"A South African psychologist surveys the lasting legacies of systemic racism in this debut book. This work is particularly adept at condensing longue durée history across multiple periods and continents, as well as complex colonial and post-colonial theories, into an accessible, well-written narrative accompanied by textbox vignettes and charts. An engaging analysis of the persistent vestiges of colonialism." ─Kirkus Reviews

Abdusamaad (Sam) Karani grew up in Apartheid South Africa, and still carries painful lived experiences with him today. He advocates for individual and collective advocacy as the way forward in the multigenerational process to end systemic racism. He has dedicated his life to advocacy at great personal cost, fighting against social Darwinism and eugenics in the disciplines of psychology and mental health. His advocacy has contributed to political change in society. A trained clinical psychologist in South Africa, Karani was a Professor and Head of the Department of Medical Psychology (Medunsa University) prior to emigrating to Canada. A philatelist who also has an extensive collection of books, Karani has studied Sufism and served in many professional associations. He has also been a cricket, soccer, tennis, and table tennis player and has been involved in the administration of the same. Karani is retired and lives in Ontario, Canada, with his wife. His elder son lives with him. His younger son is an internal medicine specialist whose wife is a family physician.
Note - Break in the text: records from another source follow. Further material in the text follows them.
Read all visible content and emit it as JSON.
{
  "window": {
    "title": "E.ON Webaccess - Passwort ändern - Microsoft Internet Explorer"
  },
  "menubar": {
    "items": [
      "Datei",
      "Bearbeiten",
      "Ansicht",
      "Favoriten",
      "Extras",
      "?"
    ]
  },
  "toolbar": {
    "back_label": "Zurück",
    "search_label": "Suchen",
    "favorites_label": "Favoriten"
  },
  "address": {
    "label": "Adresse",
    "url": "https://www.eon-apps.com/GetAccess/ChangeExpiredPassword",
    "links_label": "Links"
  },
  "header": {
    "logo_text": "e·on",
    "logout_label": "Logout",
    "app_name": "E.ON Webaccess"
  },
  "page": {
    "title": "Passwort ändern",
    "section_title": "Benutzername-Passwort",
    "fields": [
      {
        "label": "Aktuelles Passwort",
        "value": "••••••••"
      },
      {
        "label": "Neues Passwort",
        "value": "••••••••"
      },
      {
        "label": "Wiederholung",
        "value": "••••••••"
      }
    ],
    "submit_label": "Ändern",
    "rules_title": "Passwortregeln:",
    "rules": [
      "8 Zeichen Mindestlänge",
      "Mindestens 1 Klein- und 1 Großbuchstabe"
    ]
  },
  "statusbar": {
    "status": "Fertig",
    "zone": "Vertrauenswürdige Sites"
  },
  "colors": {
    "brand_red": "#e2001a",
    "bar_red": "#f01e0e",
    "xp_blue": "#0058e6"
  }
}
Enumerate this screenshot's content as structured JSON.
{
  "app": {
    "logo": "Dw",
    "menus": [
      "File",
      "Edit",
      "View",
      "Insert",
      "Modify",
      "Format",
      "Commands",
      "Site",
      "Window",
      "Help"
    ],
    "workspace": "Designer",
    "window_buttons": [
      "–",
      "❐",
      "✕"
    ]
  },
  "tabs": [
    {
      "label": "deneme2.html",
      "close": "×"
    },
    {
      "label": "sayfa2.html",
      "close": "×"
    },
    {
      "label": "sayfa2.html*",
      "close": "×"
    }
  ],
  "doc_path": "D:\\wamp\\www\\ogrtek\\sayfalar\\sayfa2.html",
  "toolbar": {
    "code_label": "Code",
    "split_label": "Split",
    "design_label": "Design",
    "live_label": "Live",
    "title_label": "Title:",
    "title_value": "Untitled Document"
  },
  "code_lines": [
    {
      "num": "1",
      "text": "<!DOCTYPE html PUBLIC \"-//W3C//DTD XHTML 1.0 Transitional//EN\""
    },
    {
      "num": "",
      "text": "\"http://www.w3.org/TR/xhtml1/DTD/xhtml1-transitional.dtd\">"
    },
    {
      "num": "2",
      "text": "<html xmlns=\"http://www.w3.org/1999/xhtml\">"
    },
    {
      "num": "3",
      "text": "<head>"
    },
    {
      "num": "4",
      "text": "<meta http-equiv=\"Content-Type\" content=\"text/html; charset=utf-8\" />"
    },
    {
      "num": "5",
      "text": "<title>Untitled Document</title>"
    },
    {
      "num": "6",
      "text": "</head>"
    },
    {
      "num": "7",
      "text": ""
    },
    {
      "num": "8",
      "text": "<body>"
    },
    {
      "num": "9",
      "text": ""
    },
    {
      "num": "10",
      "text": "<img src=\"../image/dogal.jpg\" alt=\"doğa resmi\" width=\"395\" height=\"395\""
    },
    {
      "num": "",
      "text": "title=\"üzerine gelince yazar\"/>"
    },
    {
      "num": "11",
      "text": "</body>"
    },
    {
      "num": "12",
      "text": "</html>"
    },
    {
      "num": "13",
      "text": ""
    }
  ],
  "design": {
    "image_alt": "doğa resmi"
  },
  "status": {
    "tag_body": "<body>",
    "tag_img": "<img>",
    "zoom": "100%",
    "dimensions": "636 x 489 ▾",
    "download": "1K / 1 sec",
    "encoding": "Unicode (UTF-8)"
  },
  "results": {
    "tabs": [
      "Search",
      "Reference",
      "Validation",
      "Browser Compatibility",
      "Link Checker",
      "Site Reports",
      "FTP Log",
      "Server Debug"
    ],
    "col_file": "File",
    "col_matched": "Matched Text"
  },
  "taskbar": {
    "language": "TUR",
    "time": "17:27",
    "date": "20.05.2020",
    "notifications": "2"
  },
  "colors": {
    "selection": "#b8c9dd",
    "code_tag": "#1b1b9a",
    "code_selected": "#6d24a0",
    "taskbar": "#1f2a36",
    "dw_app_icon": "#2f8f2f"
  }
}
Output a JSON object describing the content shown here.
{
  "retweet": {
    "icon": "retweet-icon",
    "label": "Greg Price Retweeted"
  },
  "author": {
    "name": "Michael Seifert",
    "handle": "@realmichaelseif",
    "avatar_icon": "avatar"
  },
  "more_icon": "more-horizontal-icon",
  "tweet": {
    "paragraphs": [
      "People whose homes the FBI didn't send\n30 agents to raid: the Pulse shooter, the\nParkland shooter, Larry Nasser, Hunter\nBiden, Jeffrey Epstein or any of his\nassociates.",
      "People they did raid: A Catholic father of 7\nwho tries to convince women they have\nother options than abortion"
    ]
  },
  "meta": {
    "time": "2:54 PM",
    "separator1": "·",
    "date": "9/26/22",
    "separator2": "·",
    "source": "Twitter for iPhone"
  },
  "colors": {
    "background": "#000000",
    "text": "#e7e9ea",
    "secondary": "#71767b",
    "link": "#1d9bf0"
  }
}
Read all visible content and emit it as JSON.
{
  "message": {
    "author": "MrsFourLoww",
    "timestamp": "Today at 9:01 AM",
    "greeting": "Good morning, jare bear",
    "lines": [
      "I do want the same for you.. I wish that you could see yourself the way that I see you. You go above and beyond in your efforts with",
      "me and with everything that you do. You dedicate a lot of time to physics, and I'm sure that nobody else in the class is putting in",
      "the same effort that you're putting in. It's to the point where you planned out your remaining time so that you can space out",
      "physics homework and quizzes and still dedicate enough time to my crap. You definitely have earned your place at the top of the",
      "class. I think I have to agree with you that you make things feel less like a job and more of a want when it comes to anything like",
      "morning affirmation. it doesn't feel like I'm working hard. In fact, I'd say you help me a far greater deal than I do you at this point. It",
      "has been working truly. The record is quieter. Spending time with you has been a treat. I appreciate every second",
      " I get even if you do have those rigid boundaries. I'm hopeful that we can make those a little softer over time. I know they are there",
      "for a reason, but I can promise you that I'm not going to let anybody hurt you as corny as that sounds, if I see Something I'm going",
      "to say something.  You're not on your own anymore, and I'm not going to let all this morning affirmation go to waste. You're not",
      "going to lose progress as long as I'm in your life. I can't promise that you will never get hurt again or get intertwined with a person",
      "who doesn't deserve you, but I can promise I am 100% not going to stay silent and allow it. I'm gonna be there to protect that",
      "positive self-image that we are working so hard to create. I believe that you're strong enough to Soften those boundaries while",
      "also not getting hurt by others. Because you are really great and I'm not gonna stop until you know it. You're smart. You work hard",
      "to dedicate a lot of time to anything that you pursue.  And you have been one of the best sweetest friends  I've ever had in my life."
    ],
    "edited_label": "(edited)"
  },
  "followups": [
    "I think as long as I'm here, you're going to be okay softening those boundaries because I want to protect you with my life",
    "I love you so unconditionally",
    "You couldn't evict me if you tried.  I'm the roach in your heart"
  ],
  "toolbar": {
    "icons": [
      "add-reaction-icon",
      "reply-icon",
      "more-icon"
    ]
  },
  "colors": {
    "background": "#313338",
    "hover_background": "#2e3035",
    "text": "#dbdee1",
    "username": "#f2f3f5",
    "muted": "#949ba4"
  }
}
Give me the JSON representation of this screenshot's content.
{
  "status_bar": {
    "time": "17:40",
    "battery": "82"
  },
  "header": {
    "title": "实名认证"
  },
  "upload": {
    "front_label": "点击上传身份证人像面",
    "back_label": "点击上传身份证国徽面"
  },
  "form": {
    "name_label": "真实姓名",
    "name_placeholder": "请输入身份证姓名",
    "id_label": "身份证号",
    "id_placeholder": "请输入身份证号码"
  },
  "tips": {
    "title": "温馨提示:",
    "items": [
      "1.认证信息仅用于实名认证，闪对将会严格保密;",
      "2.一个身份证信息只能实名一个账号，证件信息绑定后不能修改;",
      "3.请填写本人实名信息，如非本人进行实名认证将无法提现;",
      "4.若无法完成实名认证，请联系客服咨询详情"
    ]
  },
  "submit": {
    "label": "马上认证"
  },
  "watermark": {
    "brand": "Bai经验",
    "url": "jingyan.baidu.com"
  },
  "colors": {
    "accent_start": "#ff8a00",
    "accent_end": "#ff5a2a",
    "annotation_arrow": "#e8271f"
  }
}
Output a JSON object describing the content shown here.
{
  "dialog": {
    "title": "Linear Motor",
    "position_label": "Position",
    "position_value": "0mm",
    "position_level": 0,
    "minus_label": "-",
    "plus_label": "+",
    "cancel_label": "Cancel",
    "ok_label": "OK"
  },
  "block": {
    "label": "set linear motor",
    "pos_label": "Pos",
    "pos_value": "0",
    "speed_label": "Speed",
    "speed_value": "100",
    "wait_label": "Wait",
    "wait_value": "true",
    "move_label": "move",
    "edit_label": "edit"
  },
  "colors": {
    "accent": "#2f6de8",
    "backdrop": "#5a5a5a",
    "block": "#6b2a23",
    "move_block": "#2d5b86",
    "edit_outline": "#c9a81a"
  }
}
Abdusamaad (Sam) Karani

What People are Saying

Other eBook Editions

This book is also available in eBook format from these sites.